If you're using a batch window and your SQS queue contains very low traffic, Lambda might wait for up to 20 seconds before invoking your function. This is true even if you set a batch window lower than 20 seconds.
In effect, the low-range backoffs like 1, 2 and 4 seconds might take a lot longer, especially in low-volume scenarios. Benchmarks showed that in low-volume use cases, the actual delay between retries was about 16 seconds longer than the visibility timeout. The medium and high backoff ranges don't suffer from this problem too much, because the additional delays are generally compensated for by the jitter timeout reduction.
However, if you're looking for evenly distributed backoffs or reliable low-latency backoffs, this is not the solution for you. Instead, take a look at Step Functions.

In-Flight Messages per Standard Queue

The maximum number of in-flight messages (messages which are on the queue, but not visible) is 120,000. This limit cannot be increased. If your use case has higher volume requirements, look at using parallel queues, or use Step Functions, which supports 1,000,000 parallel executions by default. This limit can be increased up to millions of parallel executions.

Multi-day executions

The implementation in this article is limited to retries up to 24 hours. It can be increased up to 14 days, which is the SQS maximum message retention period. Keep in mind that the maximum retry delay is still 12 hours, which means the delay between retries after day one will generally be 12 hours. If you require retries for a longer period than 14 days, look at Step Functions instead, which can run up to one year.


The solution described in this Bite describes a reliable, cost-effective way to implement retries of up to 24 hours. The chart above shows many retries in the first minute, followed by a pretty even spread in the 24 hours after. The solution is not very accurate, but that shouldn't be an issue for a retry mechanism. If you need more accuracy or need delays longer than 12 hours, you should look at Step Functions instead.
The retry envelope adds a bit of complexity to the source async function. As a result, the exponential backoff solution is not a drop-in replacement for the basic retry mechanism. Depending on your use case, this might be a small price to pay for a significant reliability improvement.
Overall, retries with exponential backoff and jitter can significantly improve the reliability of your asynchronous Lambda Functions. SQS provides the foundation for a reliable retry solution, but you should be aware of its limits and how they apply to your use cases.

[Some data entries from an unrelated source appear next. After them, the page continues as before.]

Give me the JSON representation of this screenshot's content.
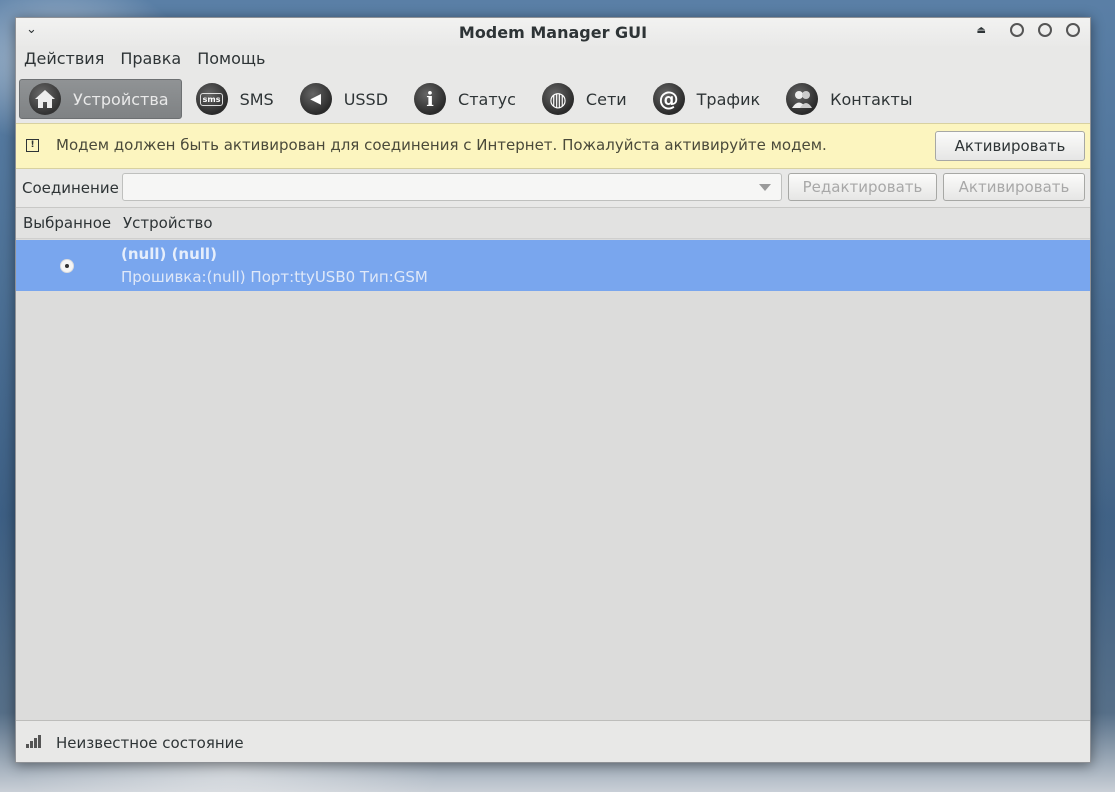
{
  "window": {
    "title": "Modem Manager GUI"
  },
  "menubar": {
    "items": [
      "Действия",
      "Правка",
      "Помощь"
    ]
  },
  "toolbar": {
    "items": [
      {
        "label": "Устройства",
        "icon": "home-icon"
      },
      {
        "label": "SMS",
        "icon": "sms-icon",
        "glyph": "sms"
      },
      {
        "label": "USSD",
        "icon": "ussd-icon",
        "glyph": "◀"
      },
      {
        "label": "Статус",
        "icon": "info-icon",
        "glyph": "i"
      },
      {
        "label": "Сети",
        "icon": "globe-icon",
        "glyph": "◍"
      },
      {
        "label": "Трафик",
        "icon": "at-icon",
        "glyph": "@"
      },
      {
        "label": "Контакты",
        "icon": "contacts-icon",
        "glyph": "👥"
      }
    ],
    "active_index": 0
  },
  "infobar": {
    "message": "Модем должен быть активирован для соединения с Интернет. Пожалуйста активируйте модем.",
    "button": "Активировать"
  },
  "connection": {
    "label": "Соединение",
    "value": "",
    "edit_button": "Редактировать",
    "activate_button": "Активировать"
  },
  "devices": {
    "columns": [
      "Выбранное",
      "Устройство"
    ],
    "rows": [
      {
        "title": "(null) (null)",
        "details": "Прошивка:(null) Порт:ttyUSB0 Тип:GSM",
        "selected": true
      }
    ]
  },
  "statusbar": {
    "text": "Неизвестное состояние"
  },
  "colors": {
    "selection": "#79a6ee",
    "infobar": "#fcf5bf"
  }
}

CDK Project

The services and code described in this Bite are available as a Python AWS Cloud Development Kit (CDK) Project. Within the project, execute a cdk synth to generate CloudFormation templates. Then deploy these templates to your AWS account with a cdk deploy. For your convenience, ready-to-use CloudFormation templates are also available in the cdk.out folder. For further instructions how to use the CDK, see Getting started with the AWS CDK.

Click the Download button below for a Zip file containing the project.